PERINEAL MASSAGEYou can massage yourself, or (as the title suggests) your partner can do it. I suggest the latter of the two options, as then you can lay back and practice your relaxation while he is ‘stretching’ you. I was told to start around 34 weeks pregnant, and to massage daily for 10 minutes (if possible). There is nothing wrong with this being your foreplay into an evening of third trimester sex. Remember just how great sex is for you! You need to be relaxed before the massage starts. Some moms enjoy to warm the area first with a compress, but that isn’t necessary. You do need a natural oil – vitamin E, coconut, almond, or olive work well – and should stay away from anything scented, jelly-textured or containing chemicals. The oil is needed as lubrication. According to Midwife Matters, a perineal massage is performed as follows: First:
- Empty your bladder completely
- Prop your hips up
- Massage the oil into the tissues of the perineum and just inside the vagina. Pay special attention to any scar tissue from past deliveries.
- Put your thumbs (or have your partner put both index fingers) about 2 inches into the vagina and press downward toward the rectum. While maintaining steady pressure, the fingers should be moved upward along the side of the vagina in a rhythmic “U” or “sling” type of movement. Be sure to avoid rubbing the urinary opening, which is at the top of the vagina.
- As you massage each day, your tissues should relax and stretch. Gently stretch the vaginal opening as wide as possible each time until you feel a tingling or burning sensation. This will help you recognize the feeling that you will have when the top of your baby’s head begins to show during delivery.
- Hold this stretch, without pain, for 45 to 60 seconds and then release. Massage with more oil, stretch again to the maximum hold, then release.
- In the beginning, your perineum will feel tight, but with time and practice, the tissues will relax and stretch. If you do the massage faithfully, you/your partner will be able to insert more fingers into the vagina as your perineum becomes more elastic.
- Do a Kegel exercise (tighten the pelvic floor muscles) and feel how strong the muscle is. Feel how difficult the stretching is when you are tensing the muscles of the pelvic floor. Consciously release them as you do the massage. Remember to do Kegel exercises before and after your baby is born to improve muscle strength and tone.

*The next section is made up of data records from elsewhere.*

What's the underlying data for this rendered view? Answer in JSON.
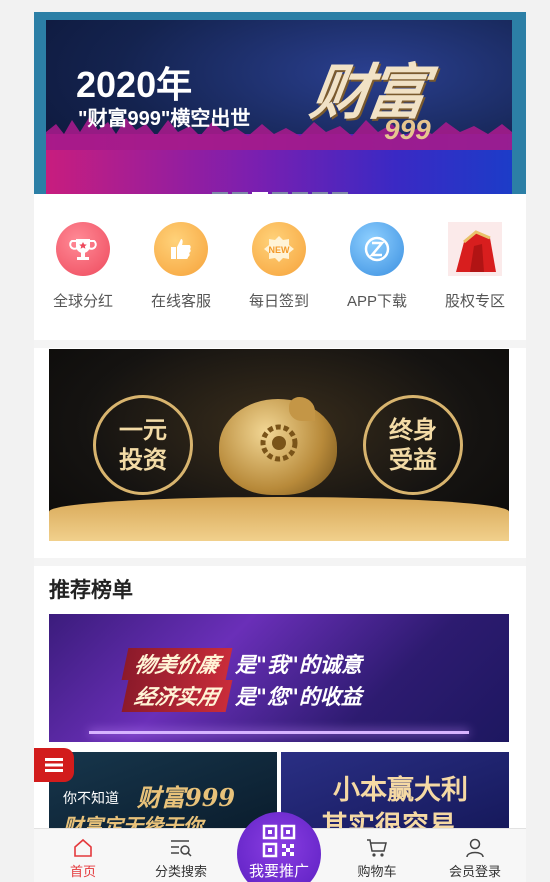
{
  "banner": {
    "year": "2020年",
    "subtitle": "\"财富999\"横空出世",
    "logo_text": "财富",
    "logo_number": "999",
    "dots": [
      false,
      false,
      true,
      false,
      false,
      false,
      false
    ]
  },
  "icons": [
    {
      "label": "全球分红",
      "icon": "trophy-icon",
      "color": "#f25b6c"
    },
    {
      "label": "在线客服",
      "icon": "thumbs-up-icon",
      "color": "#f8a640"
    },
    {
      "label": "每日签到",
      "icon": "new-badge-icon",
      "color": "#f8a640"
    },
    {
      "label": "APP下载",
      "icon": "app-download-icon",
      "color": "#3a9be8"
    },
    {
      "label": "股权专区",
      "icon": "equity-icon",
      "color": "#d81e1e"
    }
  ],
  "promo": {
    "left_ring": [
      "一元",
      "投资"
    ],
    "right_ring": [
      "终身",
      "受益"
    ]
  },
  "recommend": {
    "title": "推荐榜单",
    "banner_lines": [
      {
        "tag": "物美价廉",
        "text": "是\"我\"的诚意"
      },
      {
        "tag": "经济实用",
        "text": "是\"您\"的收益"
      }
    ],
    "tile_a": {
      "line1": "你不知道",
      "line2": "财富999",
      "line3": "财富定无缘于你"
    },
    "tile_b": {
      "line1": "小本赢大利",
      "line2": "其实很容易"
    }
  },
  "tabbar": {
    "tabs": [
      {
        "label": "首页",
        "icon": "home-icon",
        "active": true
      },
      {
        "label": "分类搜索",
        "icon": "category-search-icon",
        "active": false
      },
      {
        "label": "购物车",
        "icon": "cart-icon",
        "active": false
      },
      {
        "label": "会员登录",
        "icon": "user-icon",
        "active": false
      }
    ],
    "center_label": "我要推广",
    "center_icon": "qr-code-icon"
  },
  "colors": {
    "accent_red": "#e4393c",
    "menu_red": "#d21c1c",
    "promote_purple": "#6a28cf"
  }
}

- This massage should not be painful. If you have any problems, talk with your doctor.
- Pushing while squatting or laying on your side (not on your back).
- Relaxed pushing
- Letting your body guide you through pushing, not the other way around.
- Pushing while lying on your back, especially with your legs in stirrups.
- Having medical interventions and an instrument-assisted birth (forceps or vacuum).
- The baby is in an abnormal position.
- Prolonged pushing.
- Having an episiotomy.